Sometimes I Sit and Think, and Sometimes I Just Sit, outside of being a mouthful, is the year’s first perfect album. Courtney Barnett took fragments of garage rock that could’ve easily been unremarkable or recycled and turned them into an outstandingly witty and personal debut. The pensive anecdotes that litter her prose tesselate into an insightful worldview that invites listeners into Barnett’s cavernous mind, with each track a different tunnel. As she leads you around, she laments sleeplessness, stares at grass and goes swimming. Stripped of her clever turns of phrase and attention to detail, even the premises for her songs might seem to contain platitudes. But her voice, both lyrically and sonically, contains an allure that leaves you hanging on every word about her grocery shopping. The album could easily be as invasive as cracking open her diary and reading it aloud at a metro bus stand. But instead her illuminating insight contains recognized faults of character, featuring imperfections that are mirrored by the unexpected bends her voice tends to take. When you hear Barnett end a familiar melody on an almost sour note, you never wish she had been right on pitch — even if you much prefer the mundane. Matt Wood

8 p.m., Saturday, June Six, Winstar Casino, 777 Casino Avenue, Thackerville, OK ,$55-85

Weezer was a band that was primed to be one of the greatest thanks to their first few releases: The Blue Album, Pinkerton and The Green Album. In recent years it seems they've come a bit undone and started doing songs with Lil' Wayne for reasons that can't even be explained by the likes of Neil deGrasse Tyson. Yes, say it ain't so, but you best believe Weezer is probably gonna stick to the classics and leave songs from Ratitude and Hurley where they best belong: as figments of our collective imagination.
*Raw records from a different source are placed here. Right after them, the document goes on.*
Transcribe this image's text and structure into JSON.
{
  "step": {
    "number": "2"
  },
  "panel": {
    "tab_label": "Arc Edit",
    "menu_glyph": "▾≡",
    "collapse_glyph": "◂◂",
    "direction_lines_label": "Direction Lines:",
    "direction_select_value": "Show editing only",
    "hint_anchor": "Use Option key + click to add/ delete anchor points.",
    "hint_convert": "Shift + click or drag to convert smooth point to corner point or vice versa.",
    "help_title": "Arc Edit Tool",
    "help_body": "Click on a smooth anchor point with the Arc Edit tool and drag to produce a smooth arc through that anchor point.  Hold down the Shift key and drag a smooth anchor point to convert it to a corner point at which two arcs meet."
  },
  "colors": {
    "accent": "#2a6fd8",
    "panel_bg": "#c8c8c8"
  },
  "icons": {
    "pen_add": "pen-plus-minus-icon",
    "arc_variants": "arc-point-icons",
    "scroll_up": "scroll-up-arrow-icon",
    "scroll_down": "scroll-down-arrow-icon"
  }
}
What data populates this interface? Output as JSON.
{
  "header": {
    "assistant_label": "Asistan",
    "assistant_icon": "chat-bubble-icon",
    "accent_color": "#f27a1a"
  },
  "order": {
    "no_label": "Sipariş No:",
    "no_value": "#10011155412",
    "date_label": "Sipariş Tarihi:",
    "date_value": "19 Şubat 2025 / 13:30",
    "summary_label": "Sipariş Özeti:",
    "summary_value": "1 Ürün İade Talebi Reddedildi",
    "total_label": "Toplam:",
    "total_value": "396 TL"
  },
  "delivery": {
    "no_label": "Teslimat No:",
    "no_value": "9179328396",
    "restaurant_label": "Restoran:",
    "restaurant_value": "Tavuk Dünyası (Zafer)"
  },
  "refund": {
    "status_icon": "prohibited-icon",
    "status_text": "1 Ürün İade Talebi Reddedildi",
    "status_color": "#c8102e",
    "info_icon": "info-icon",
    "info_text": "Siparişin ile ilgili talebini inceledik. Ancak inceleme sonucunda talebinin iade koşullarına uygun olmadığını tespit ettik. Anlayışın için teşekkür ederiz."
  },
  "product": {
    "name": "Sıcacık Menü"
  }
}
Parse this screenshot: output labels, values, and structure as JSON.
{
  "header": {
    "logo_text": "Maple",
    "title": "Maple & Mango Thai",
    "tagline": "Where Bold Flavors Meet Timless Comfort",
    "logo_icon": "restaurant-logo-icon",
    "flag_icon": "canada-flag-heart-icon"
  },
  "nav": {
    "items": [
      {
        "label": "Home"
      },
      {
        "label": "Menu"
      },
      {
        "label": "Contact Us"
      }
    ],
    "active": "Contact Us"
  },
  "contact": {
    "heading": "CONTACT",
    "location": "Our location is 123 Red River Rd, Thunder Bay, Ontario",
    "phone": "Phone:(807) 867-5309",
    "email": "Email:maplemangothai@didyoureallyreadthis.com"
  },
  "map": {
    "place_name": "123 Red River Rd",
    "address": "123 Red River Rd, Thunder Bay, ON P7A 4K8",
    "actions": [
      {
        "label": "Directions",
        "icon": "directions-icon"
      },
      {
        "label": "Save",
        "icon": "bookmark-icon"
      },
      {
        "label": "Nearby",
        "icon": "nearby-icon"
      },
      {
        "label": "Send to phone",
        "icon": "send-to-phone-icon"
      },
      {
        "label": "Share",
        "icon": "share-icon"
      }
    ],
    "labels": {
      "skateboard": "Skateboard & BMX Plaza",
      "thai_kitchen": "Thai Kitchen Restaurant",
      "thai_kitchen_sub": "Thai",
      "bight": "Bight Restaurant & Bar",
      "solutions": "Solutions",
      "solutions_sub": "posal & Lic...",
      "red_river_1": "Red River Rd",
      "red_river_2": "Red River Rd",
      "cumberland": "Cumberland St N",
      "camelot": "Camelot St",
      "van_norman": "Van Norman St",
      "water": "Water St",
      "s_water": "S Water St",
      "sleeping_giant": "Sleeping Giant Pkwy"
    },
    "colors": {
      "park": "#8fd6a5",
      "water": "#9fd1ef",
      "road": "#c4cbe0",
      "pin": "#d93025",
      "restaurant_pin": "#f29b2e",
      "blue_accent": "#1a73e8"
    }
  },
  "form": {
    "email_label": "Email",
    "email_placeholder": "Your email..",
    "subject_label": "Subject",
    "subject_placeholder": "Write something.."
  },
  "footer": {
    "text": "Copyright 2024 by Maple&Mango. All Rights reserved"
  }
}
HDB

Ingrid Michaelson
8 p.m., Sunday, June 7, 2200 N. Lamar St.,214-978-2583, $30-50
Ingrid Michaelson, like Feist and so many other musicians in the 21st century, she’s a concoction of what if Fiona Apple went full on pop. Michaelson is a multi instrumentalist, with the ability to play both the piano and guitar. Her versatility is event with her ability to construct a ballad, upbeat pop rock anthemic song, or a folksy number at the drop of a hat. HDB